## DATA EXCERPTS
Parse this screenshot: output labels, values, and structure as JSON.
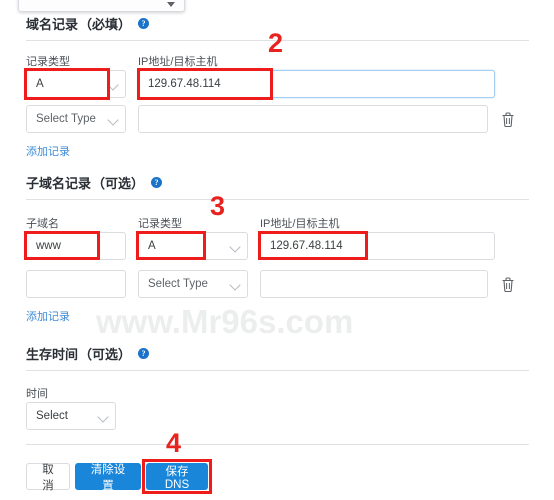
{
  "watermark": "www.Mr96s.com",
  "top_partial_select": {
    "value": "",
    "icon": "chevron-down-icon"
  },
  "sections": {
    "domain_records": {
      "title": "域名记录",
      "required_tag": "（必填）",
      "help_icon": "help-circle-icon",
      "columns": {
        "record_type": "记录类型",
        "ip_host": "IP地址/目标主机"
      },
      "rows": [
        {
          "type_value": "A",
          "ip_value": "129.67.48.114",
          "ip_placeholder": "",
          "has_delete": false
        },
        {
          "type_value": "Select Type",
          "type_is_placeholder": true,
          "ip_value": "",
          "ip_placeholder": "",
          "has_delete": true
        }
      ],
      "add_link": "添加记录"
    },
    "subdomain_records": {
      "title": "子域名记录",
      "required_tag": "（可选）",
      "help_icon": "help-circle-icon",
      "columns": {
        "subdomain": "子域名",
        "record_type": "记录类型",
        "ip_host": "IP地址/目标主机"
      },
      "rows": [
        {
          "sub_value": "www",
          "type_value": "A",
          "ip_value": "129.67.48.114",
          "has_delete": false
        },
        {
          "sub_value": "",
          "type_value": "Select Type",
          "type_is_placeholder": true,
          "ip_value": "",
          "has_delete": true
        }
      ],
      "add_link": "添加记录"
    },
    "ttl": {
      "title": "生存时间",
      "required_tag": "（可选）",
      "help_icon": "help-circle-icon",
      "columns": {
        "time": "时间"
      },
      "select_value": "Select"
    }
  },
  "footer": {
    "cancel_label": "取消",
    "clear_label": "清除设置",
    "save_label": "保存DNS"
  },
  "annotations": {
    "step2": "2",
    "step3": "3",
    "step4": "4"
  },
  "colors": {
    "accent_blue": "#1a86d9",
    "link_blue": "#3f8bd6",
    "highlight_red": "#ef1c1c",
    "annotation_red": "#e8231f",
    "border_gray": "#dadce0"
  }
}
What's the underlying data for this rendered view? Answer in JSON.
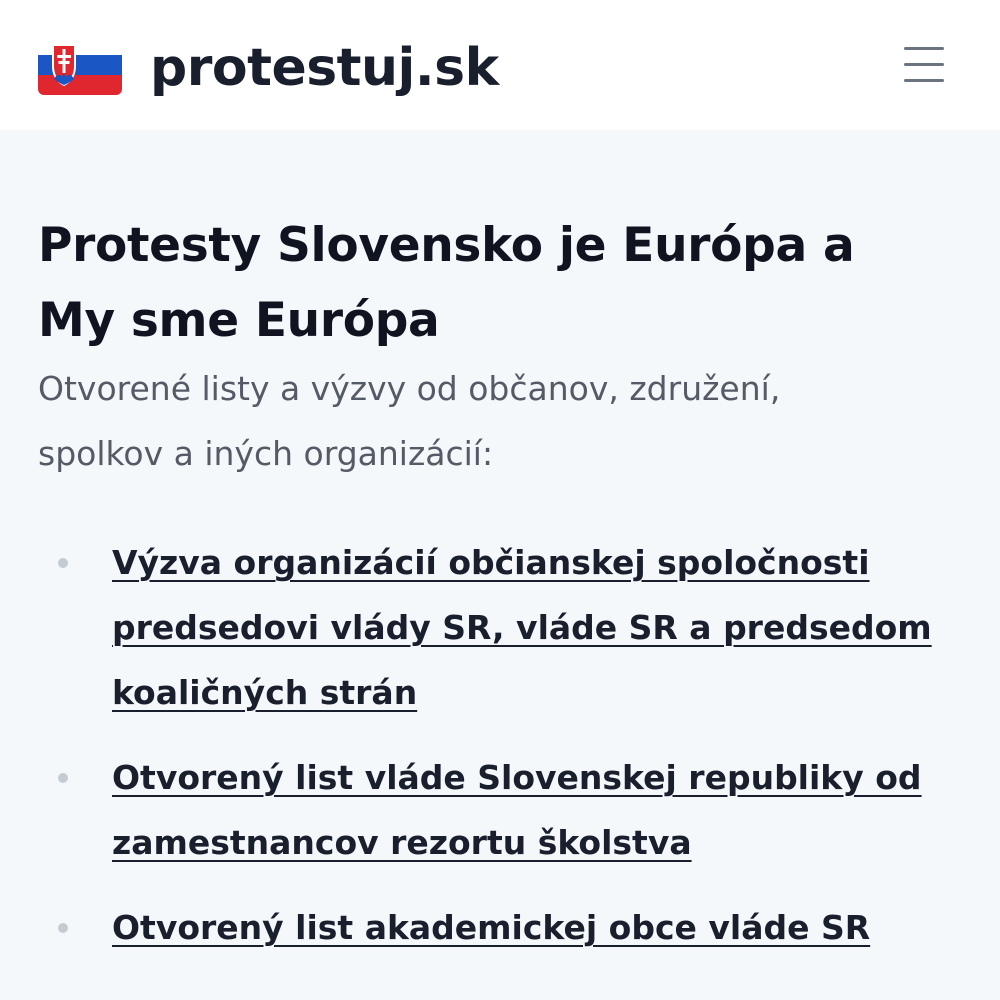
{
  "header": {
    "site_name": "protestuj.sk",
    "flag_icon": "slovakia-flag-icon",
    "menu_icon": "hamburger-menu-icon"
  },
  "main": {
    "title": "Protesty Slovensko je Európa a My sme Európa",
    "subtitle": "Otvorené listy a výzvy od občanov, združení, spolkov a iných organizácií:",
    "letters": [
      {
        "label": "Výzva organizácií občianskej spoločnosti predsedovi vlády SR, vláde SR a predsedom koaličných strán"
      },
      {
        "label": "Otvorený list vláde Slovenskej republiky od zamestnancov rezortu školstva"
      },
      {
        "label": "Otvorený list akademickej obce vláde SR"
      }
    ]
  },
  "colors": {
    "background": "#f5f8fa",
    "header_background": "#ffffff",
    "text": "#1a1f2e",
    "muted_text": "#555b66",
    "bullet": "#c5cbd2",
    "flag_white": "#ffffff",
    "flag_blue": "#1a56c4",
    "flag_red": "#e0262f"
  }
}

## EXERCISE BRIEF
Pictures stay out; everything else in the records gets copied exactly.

## RESULT OF THE EXERCISE
Parse this screenshot: output labels, values, and structure as JSON.
{
  "watermark": "www.Mr96s.com",
  "top_partial_select": {
    "value": "",
    "icon": "chevron-down-icon"
  },
  "sections": {
    "domain_records": {
      "title": "域名记录",
      "required_tag": "（必填）",
      "help_icon": "help-circle-icon",
      "columns": {
        "record_type": "记录类型",
        "ip_host": "IP地址/目标主机"
      },
      "rows": [
        {
          "type_value": "A",
          "ip_value": "129.67.48.114",
          "ip_placeholder": "",
          "has_delete": false
        },
        {
          "type_value": "Select Type",
          "type_is_placeholder": true,
          "ip_value": "",
          "ip_placeholder": "",
          "has_delete": true
        }
      ],
      "add_link": "添加记录"
    },
    "subdomain_records": {
      "title": "子域名记录",
      "required_tag": "（可选）",
      "help_icon": "help-circle-icon",
      "columns": {
        "subdomain": "子域名",
        "record_type": "记录类型",
        "ip_host": "IP地址/目标主机"
      },
      "rows": [
        {
          "sub_value": "www",
          "type_value": "A",
          "ip_value": "129.67.48.114",
          "has_delete": false
        },
        {
          "sub_value": "",
          "type_value": "Select Type",
          "type_is_placeholder": true,
          "ip_value": "",
          "has_delete": true
        }
      ],
      "add_link": "添加记录"
    },
    "ttl": {
      "title": "生存时间",
      "required_tag": "（可选）",
      "help_icon": "help-circle-icon",
      "columns": {
        "time": "时间"
      },
      "select_value": "Select"
    }
  },
  "footer": {
    "cancel_label": "取消",
    "clear_label": "清除设置",
    "save_label": "保存DNS"
  },
  "annotations": {
    "step2": "2",
    "step3": "3",
    "step4": "4"
  },
  "colors": {
    "accent_blue": "#1a86d9",
    "link_blue": "#3f8bd6",
    "highlight_red": "#ef1c1c",
    "annotation_red": "#e8231f",
    "border_gray": "#dadce0"
  }
}
What's the underlying data for this rendered view? Answer in JSON.
{
  "header": {
    "site_name": "protestuj.sk",
    "flag_icon": "slovakia-flag-icon",
    "menu_icon": "hamburger-menu-icon"
  },
  "main": {
    "title": "Protesty Slovensko je Európa a My sme Európa",
    "subtitle": "Otvorené listy a výzvy od občanov, združení, spolkov a iných organizácií:",
    "letters": [
      {
        "label": "Výzva organizácií občianskej spoločnosti predsedovi vlády SR, vláde SR a predsedom koaličných strán"
      },
      {
        "label": "Otvorený list vláde Slovenskej republiky od zamestnancov rezortu školstva"
      },
      {
        "label": "Otvorený list akademickej obce vláde SR"
      }
    ]
  },
  "colors": {
    "background": "#f5f8fa",
    "header_background": "#ffffff",
    "text": "#1a1f2e",
    "muted_text": "#555b66",
    "bullet": "#c5cbd2",
    "flag_white": "#ffffff",
    "flag_blue": "#1a56c4",
    "flag_red": "#e0262f"
  }
}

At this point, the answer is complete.